Feeling out a new position coach is nothing new for Buffalo's receiving corps. New receivers coach Sanjay Lal is the fifth to coach the position in the last five seasons. When it came to convincing the players in his room that he's capable of making them better wideouts however, the buy in may have been the fastest ever for a Bills assistant coach.
"We were sold right away," said Chris Hogan flatly.
So what has Lal done that has Buffalo's pass catchers believing they're already a better route running contingent than they were at any time last season? In a word, precision.
Lal made it immediately clear to his wideouts that route running would be a top priority. If you can't be a consistent route runner catching the ball doesn't count for much because you'll never make yourself available as an open target in the first place.
"We look at route running like an art form, a lost art in this league," said Lal. "We liken it to if you were trying out for 'Dancing with the Stars.' Those guys work four, five, eight hours a day on footwork. We're no different. We're choreographers, dancers, whatever you want to call it, but there's a choreography to route running."
Buffalo's receivers coach breaks each receiver's route running technique down to the finest details. There are specific critiques for each of the 12 wideouts on the roster. There are basic principles like keeping your body on the same horizontal plane throughout your route so the defensive back can't predict where or when the break is coming. Then there are very specific breakdowns of things like foot placement, especially at the break.
To illustrate the consequences of a less than sound route, Lal has the team's video department shoot video of players running routes at field level from just about every possible angle for review in the meeting room.
"If your foot (placement) is off six inches you can't come out of the break as cleanly and efficiently as you normally would," Lal said. "So we'll film every route from ground level, from behind, from the side, whatever is appropriate and break it down in slow motion.
"Where are their feet hitting? Where is their chin at the break point? Are their eyes coming back early enough or too late? So we'll break down every route to its minutiae and get it right so they understand what they're doing and then just keep working it and trying to get it in muscle memory."
Though there have only been nine OTA practices, a voluntary veteran minicamp and a mandatory minicamp this week, Buffalo's receivers feel they've made significant strides in the consistency of their route running.
"It's been great.

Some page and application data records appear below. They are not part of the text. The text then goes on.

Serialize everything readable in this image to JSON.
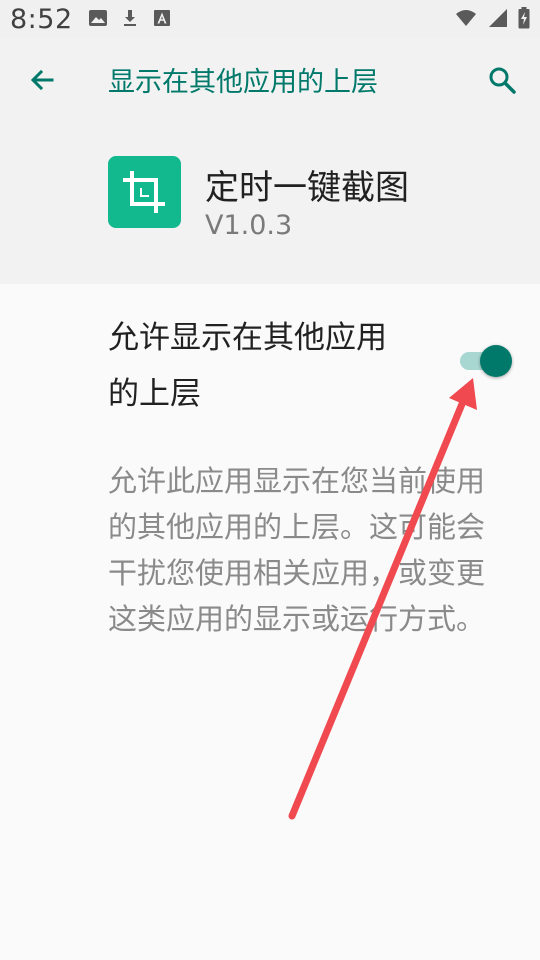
{
  "status_bar": {
    "time": "8:52",
    "left_icons": [
      "image-icon",
      "download-icon",
      "font-icon"
    ],
    "right_icons": [
      "wifi-icon",
      "signal-icon",
      "battery-icon"
    ]
  },
  "header": {
    "title": "显示在其他应用的上层",
    "back_icon": "back-arrow-icon",
    "search_icon": "search-icon"
  },
  "app": {
    "name": "定时一键截图",
    "version": "V1.0.3",
    "icon": "crop-icon",
    "icon_color": "#12b88e"
  },
  "setting": {
    "title": "允许显示在其他应用的上层",
    "enabled": true
  },
  "description": "允许此应用显示在您当前使用的其他应用的上层。这可能会干扰您使用相关应用，或变更这类应用的显示或运行方式。",
  "colors": {
    "accent": "#00796b",
    "annotation": "#f0494f"
  }
}
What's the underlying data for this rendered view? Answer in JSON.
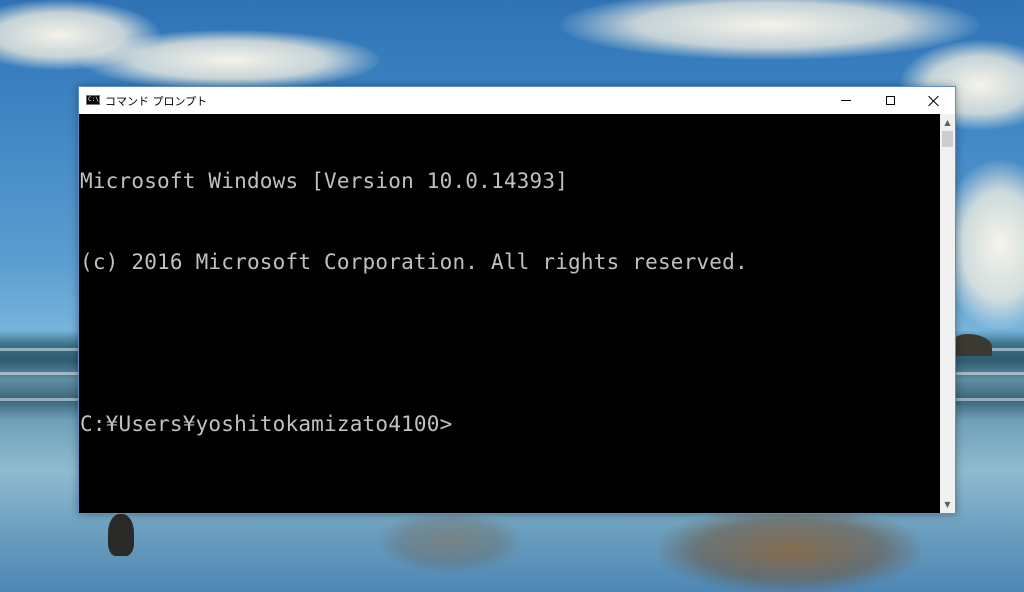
{
  "window": {
    "title": "コマンド プロンプト",
    "icon": "cmd-icon",
    "icon_text": "C:\\",
    "controls": {
      "minimize": "minimize-icon",
      "maximize": "maximize-icon",
      "close": "close-icon"
    }
  },
  "console": {
    "lines": [
      "Microsoft Windows [Version 10.0.14393]",
      "(c) 2016 Microsoft Corporation. All rights reserved.",
      "",
      "C:¥Users¥yoshitokamizato4100>"
    ],
    "background_color": "#000000",
    "text_color": "#c0c0c0"
  },
  "scrollbar": {
    "up_icon": "chevron-up-icon",
    "down_icon": "chevron-down-icon",
    "up_glyph": "▲",
    "down_glyph": "▼"
  }
}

He's a great coach," said Sammy Watkins, who has been limited to individual position drills due to an offseason procedure. "So far I haven't been on the field much with him, but I feel my game has improved with just the little things and the details. You see every receiver right now becoming true receivers and he's teaching us the way to play the game."
"Our first couple of meetings he explained to us that he'll stay up late at night trying to find ways for us to get better," said Chris Hogan. "It shows. Every single day he's got something new for us to do. Whether it's a cone drill or something with our routes, whatever it is he's always trying to find ways to make us better as receivers."
One receiver in particular who has appeared to be a direct beneficiary of sweating the details on route running is Marquise Goodwin. The speed receiver has been much more consistent in OTA practices in getting behind the defense to turn in big plays.
"I think they've developed an appreciation that when you tell them something like, 'Hey move your foot out six inches on your break point.' And it brings them out of their cut really efficiently a light goes off and they say, 'Oh wow it really is about geometry, physics, center of gravity and all of that.' They get a new awareness of the science behind it," said Lal. "So there's a good appreciation. When we're showing those clips in slow motion it could be tedious, but everyone is buying into it and seeing that it will make them better route runners."
"I think those first couple of practices out there he really started helping us," Hogan said. "Sometimes it's a little different for guys. Some guy comes in and tries to change the way you run routes and you're not sure about it. This year was different. I think everyone really came into this offseason with an open mind.
"It was like, 'Okay let's take every little bit of coaching we can. We have this great offensive coordinator who came in with this great offense and great weapons on the field.' So we decided to buy into this stuff. I think once we got out there probably that first minicamp I think we saw that technique on the routes helping us."
More efficient route running has catered to better timing in the passing game, which builds confidence with the quarterbacks.
"From a technique standpoint it's been great," Hogan said. "It's really been helping us and honestly the four years that I've been here and this new group, this is the best I think we've looked running routes. He's been able to help guys like Percy (Harvin) who has been in the league for seven years. All the way to the rookies he's really had a chance to mold us into better receivers and I think it shows on the field."